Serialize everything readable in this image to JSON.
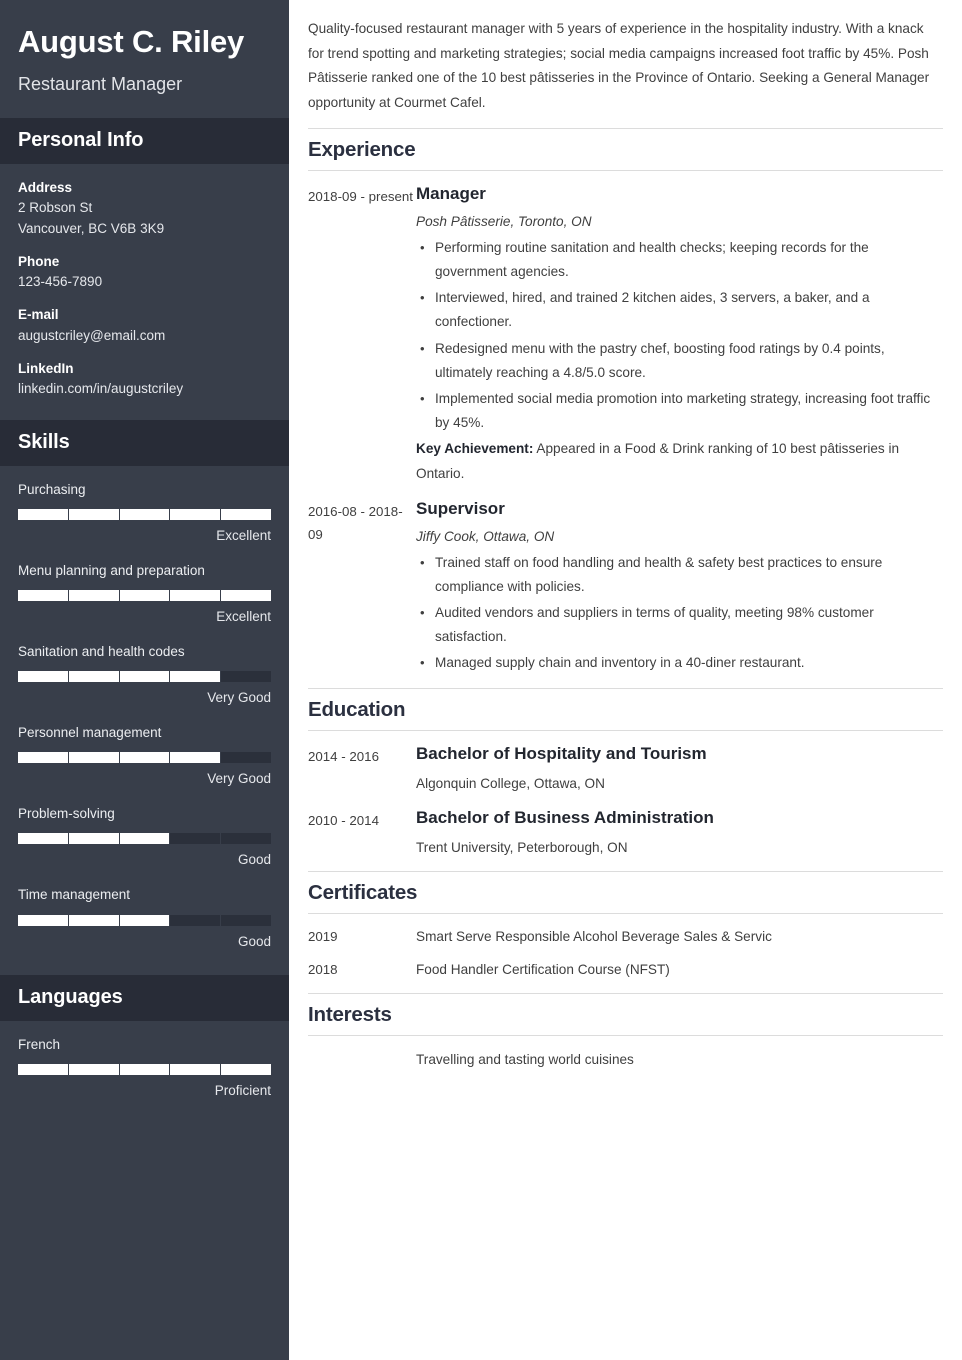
{
  "colors": {
    "sidebar_bg": "#383e4a",
    "sidebar_header_bg": "#282c37",
    "bar_fill": "#ffffff",
    "bar_track": "#2b303b",
    "heading": "#2b3040",
    "rule": "#dcdcdc"
  },
  "sidebar": {
    "name": "August C. Riley",
    "job_title": "Restaurant Manager",
    "personal_info": {
      "heading": "Personal Info",
      "items": [
        {
          "label": "Address",
          "lines": [
            "2 Robson St",
            "Vancouver, BC V6B 3K9"
          ]
        },
        {
          "label": "Phone",
          "lines": [
            "123-456-7890"
          ]
        },
        {
          "label": "E-mail",
          "lines": [
            "augustcriley@email.com"
          ]
        },
        {
          "label": "LinkedIn",
          "lines": [
            "linkedin.com/in/augustcriley"
          ]
        }
      ]
    },
    "skills": {
      "heading": "Skills",
      "segments": 5,
      "items": [
        {
          "name": "Purchasing",
          "level_label": "Excellent",
          "filled": 5
        },
        {
          "name": "Menu planning and preparation",
          "level_label": "Excellent",
          "filled": 5
        },
        {
          "name": "Sanitation and health codes",
          "level_label": "Very Good",
          "filled": 4
        },
        {
          "name": "Personnel management",
          "level_label": "Very Good",
          "filled": 4
        },
        {
          "name": "Problem-solving",
          "level_label": "Good",
          "filled": 3
        },
        {
          "name": "Time management",
          "level_label": "Good",
          "filled": 3
        }
      ]
    },
    "languages": {
      "heading": "Languages",
      "segments": 5,
      "items": [
        {
          "name": "French",
          "level_label": "Proficient",
          "filled": 5
        }
      ]
    }
  },
  "main": {
    "summary": "Quality-focused restaurant manager with 5 years of experience in the hospitality industry. With a knack for trend spotting and marketing strategies; social media campaigns increased foot traffic by 45%. Posh Pâtisserie ranked one of the 10 best pâtisseries in the Province of Ontario. Seeking a General Manager opportunity at Courmet Cafel.",
    "experience": {
      "heading": "Experience",
      "entries": [
        {
          "date": "2018-09 - present",
          "role": "Manager",
          "org": "Posh Pâtisserie, Toronto, ON",
          "bullets": [
            "Performing routine sanitation and health checks; keeping records for the government agencies.",
            "Interviewed, hired, and trained 2 kitchen aides, 3 servers, a baker, and a confectioner.",
            "Redesigned menu with the pastry chef, boosting food ratings by 0.4 points, ultimately reaching a 4.8/5.0 score.",
            "Implemented social media promotion into marketing strategy, increasing foot traffic by 45%."
          ],
          "key_achievement_label": "Key Achievement:",
          "key_achievement_text": " Appeared in a Food & Drink ranking of 10 best pâtisseries in Ontario."
        },
        {
          "date": "2016-08 - 2018-09",
          "role": "Supervisor",
          "org": "Jiffy Cook, Ottawa, ON",
          "bullets": [
            "Trained staff on food handling and health & safety best practices to ensure compliance with policies.",
            "Audited vendors and suppliers in terms of quality, meeting 98% customer satisfaction.",
            "Managed supply chain and inventory in a 40-diner restaurant."
          ],
          "key_achievement_label": "",
          "key_achievement_text": ""
        }
      ]
    },
    "education": {
      "heading": "Education",
      "entries": [
        {
          "date": "2014 - 2016",
          "degree": "Bachelor of Hospitality and Tourism",
          "school": "Algonquin College, Ottawa, ON"
        },
        {
          "date": "2010 - 2014",
          "degree": "Bachelor of Business Administration",
          "school": "Trent University, Peterborough, ON"
        }
      ]
    },
    "certificates": {
      "heading": "Certificates",
      "entries": [
        {
          "year": "2019",
          "title": "Smart Serve Responsible Alcohol Beverage Sales & Servic"
        },
        {
          "year": "2018",
          "title": "Food Handler Certification Course (NFST)"
        }
      ]
    },
    "interests": {
      "heading": "Interests",
      "entries": [
        {
          "text": "Travelling and tasting world cuisines"
        }
      ]
    }
  }
}
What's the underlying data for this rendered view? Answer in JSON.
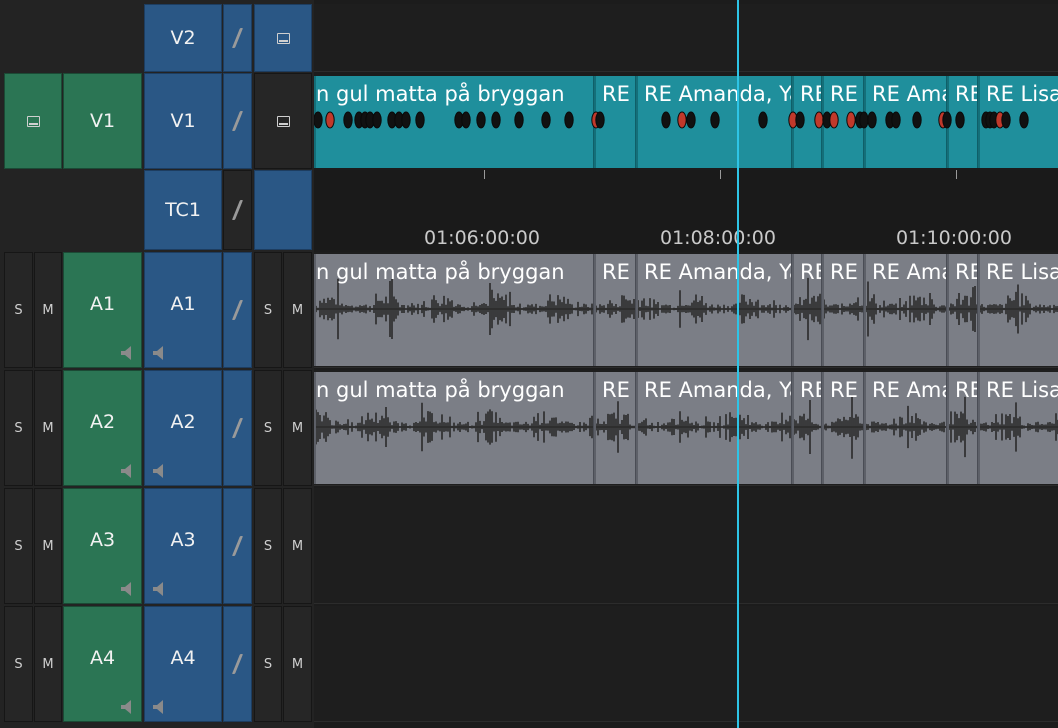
{
  "tracks": {
    "v2": {
      "dest": "V2"
    },
    "v1": {
      "source": "V1",
      "dest": "V1"
    },
    "tc1": {
      "dest": "TC1"
    },
    "audio": [
      {
        "source": "A1",
        "dest": "A1",
        "solo": "S",
        "mute": "M"
      },
      {
        "source": "A2",
        "dest": "A2",
        "solo": "S",
        "mute": "M"
      },
      {
        "source": "A3",
        "dest": "A3",
        "solo": "S",
        "mute": "M"
      },
      {
        "source": "A4",
        "dest": "A4",
        "solo": "S",
        "mute": "M"
      }
    ]
  },
  "timecodes": [
    "01:06:00:00",
    "01:08:00:00",
    "01:10:00:00"
  ],
  "clips": [
    {
      "name": "n gul matta på bryggan"
    },
    {
      "name": "RE Vi"
    },
    {
      "name": "RE Amanda, Ya"
    },
    {
      "name": "RE"
    },
    {
      "name": "RE T"
    },
    {
      "name": "RE Amanda"
    },
    {
      "name": "RE"
    },
    {
      "name": "RE Lisa"
    }
  ],
  "colors": {
    "source_track": "#2b7554",
    "record_track": "#2a5785",
    "video_clip": "#1f8f9c",
    "audio_clip": "#7b7e86",
    "playhead": "#2ec4e6",
    "marker_red": "#c0392b",
    "marker_black": "#111111"
  },
  "icons": {
    "monitor": "monitor-icon",
    "speaker": "speaker-icon",
    "lock": "lock-icon"
  }
}
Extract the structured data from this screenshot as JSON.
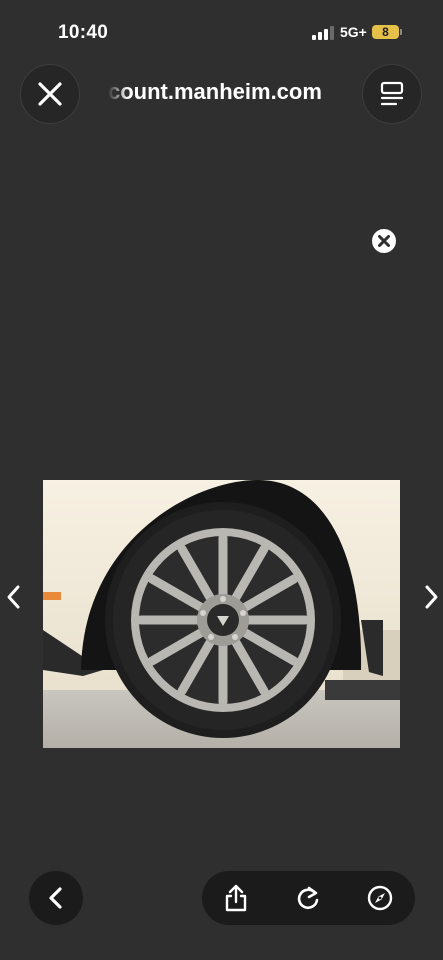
{
  "status_bar": {
    "time": "10:40",
    "network": "5G+",
    "battery": "8",
    "battery_color": "#e5c14a"
  },
  "header": {
    "url": "count.manheim.com",
    "close_icon": "close-icon",
    "reader_icon": "reader-view-icon"
  },
  "viewer": {
    "dismiss_icon": "dismiss-circle-icon",
    "image": "car-wheel-photo",
    "prev_icon": "chevron-left-icon",
    "next_icon": "chevron-right-icon"
  },
  "toolbar": {
    "back_icon": "back-icon",
    "share_icon": "share-icon",
    "reload_icon": "reload-icon",
    "compass_icon": "compass-icon"
  },
  "colors": {
    "background": "#2f2f2f",
    "button_bg": "#1b1b1b",
    "text": "#ffffff"
  }
}
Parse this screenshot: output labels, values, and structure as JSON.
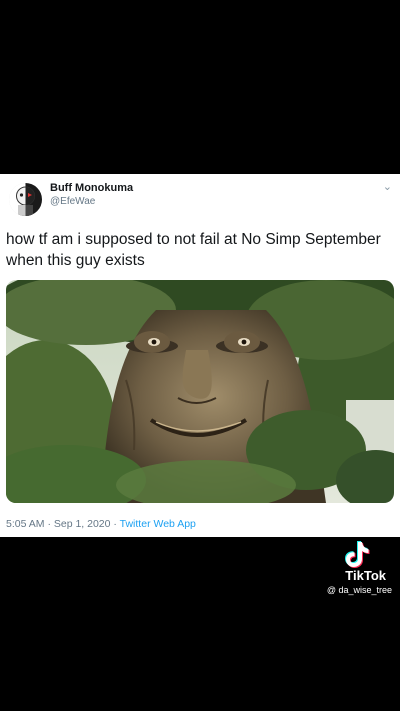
{
  "tweet": {
    "display_name": "Buff Monokuma",
    "handle": "@EfeWae",
    "text": "how tf am i supposed to not fail at No Simp September when this guy exists",
    "timestamp": "5:05 AM · Sep 1, 2020 · ",
    "source": "Twitter Web App"
  },
  "overlay": {
    "brand": "TikTok",
    "user": "@ da_wise_tree"
  },
  "icons": {
    "menu": "chevron-down-icon",
    "logo": "tiktok-logo-icon"
  },
  "colors": {
    "background": "#000000",
    "card": "#ffffff",
    "link": "#1da1f2",
    "secondary": "#657786"
  }
}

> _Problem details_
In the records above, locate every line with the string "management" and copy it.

> _Task solution_
          "name": "Personnel management",
          "name": "Time management",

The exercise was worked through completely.